Every line holding the string "wine" should be copied from the listing.

====

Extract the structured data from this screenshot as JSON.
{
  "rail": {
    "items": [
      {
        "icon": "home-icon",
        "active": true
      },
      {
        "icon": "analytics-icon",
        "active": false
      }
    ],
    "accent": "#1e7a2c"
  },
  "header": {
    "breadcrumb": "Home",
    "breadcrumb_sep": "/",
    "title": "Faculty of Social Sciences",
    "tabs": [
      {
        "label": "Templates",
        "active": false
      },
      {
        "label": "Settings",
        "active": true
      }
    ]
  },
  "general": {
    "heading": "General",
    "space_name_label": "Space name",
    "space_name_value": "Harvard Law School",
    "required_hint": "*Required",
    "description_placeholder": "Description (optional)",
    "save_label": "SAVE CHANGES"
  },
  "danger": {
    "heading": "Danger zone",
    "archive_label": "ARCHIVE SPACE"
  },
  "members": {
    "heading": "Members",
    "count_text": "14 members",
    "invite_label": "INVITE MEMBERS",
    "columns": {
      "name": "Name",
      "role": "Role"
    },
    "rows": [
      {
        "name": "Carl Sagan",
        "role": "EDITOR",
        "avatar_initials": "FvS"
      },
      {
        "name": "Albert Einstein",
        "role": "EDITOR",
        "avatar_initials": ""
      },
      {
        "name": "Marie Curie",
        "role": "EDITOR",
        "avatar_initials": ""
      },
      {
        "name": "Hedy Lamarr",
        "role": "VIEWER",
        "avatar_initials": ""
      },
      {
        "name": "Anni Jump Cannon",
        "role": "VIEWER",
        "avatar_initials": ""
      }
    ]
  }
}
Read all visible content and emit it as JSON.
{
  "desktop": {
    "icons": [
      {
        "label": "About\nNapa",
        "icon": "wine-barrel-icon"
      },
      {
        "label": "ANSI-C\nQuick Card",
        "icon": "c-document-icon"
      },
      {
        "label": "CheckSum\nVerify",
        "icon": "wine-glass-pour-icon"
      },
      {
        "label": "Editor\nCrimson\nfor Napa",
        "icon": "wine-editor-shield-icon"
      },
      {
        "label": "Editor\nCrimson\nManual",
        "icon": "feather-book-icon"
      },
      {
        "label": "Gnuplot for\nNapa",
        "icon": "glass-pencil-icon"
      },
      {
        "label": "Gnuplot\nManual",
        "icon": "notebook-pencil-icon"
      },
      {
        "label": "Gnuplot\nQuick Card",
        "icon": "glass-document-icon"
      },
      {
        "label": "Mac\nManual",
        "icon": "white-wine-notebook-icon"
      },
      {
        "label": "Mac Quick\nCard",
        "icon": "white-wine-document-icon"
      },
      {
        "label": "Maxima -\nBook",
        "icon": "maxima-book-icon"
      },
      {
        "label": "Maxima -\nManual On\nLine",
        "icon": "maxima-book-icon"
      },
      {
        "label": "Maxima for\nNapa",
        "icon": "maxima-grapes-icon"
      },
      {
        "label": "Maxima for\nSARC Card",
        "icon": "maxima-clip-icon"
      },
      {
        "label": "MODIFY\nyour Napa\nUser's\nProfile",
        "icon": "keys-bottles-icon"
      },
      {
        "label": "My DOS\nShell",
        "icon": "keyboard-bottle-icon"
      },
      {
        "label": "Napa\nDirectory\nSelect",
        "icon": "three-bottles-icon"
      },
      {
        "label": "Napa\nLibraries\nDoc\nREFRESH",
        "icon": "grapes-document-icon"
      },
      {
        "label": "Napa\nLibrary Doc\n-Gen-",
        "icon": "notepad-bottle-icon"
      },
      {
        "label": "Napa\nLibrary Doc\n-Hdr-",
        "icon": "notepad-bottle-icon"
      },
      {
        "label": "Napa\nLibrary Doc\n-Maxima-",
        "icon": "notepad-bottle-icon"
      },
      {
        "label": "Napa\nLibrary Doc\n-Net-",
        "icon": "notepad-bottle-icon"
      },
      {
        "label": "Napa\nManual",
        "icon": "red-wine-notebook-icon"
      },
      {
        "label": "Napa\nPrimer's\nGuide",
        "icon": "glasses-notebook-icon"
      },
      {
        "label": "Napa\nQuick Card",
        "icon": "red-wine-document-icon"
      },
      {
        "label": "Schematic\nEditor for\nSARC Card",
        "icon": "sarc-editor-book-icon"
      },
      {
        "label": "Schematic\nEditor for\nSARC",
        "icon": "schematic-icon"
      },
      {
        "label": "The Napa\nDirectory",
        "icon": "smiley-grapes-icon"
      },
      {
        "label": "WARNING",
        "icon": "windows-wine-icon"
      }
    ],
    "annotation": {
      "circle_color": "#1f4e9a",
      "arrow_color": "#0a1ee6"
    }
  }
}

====

Exercise solution ::
        "icon": "wine-barrel-icon"
        "icon": "wine-glass-pour-icon"
        "icon": "wine-editor-shield-icon"
        "icon": "white-wine-notebook-icon"
        "icon": "white-wine-document-icon"
        "icon": "red-wine-notebook-icon"
        "icon": "red-wine-document-icon"
        "icon": "windows-wine-icon"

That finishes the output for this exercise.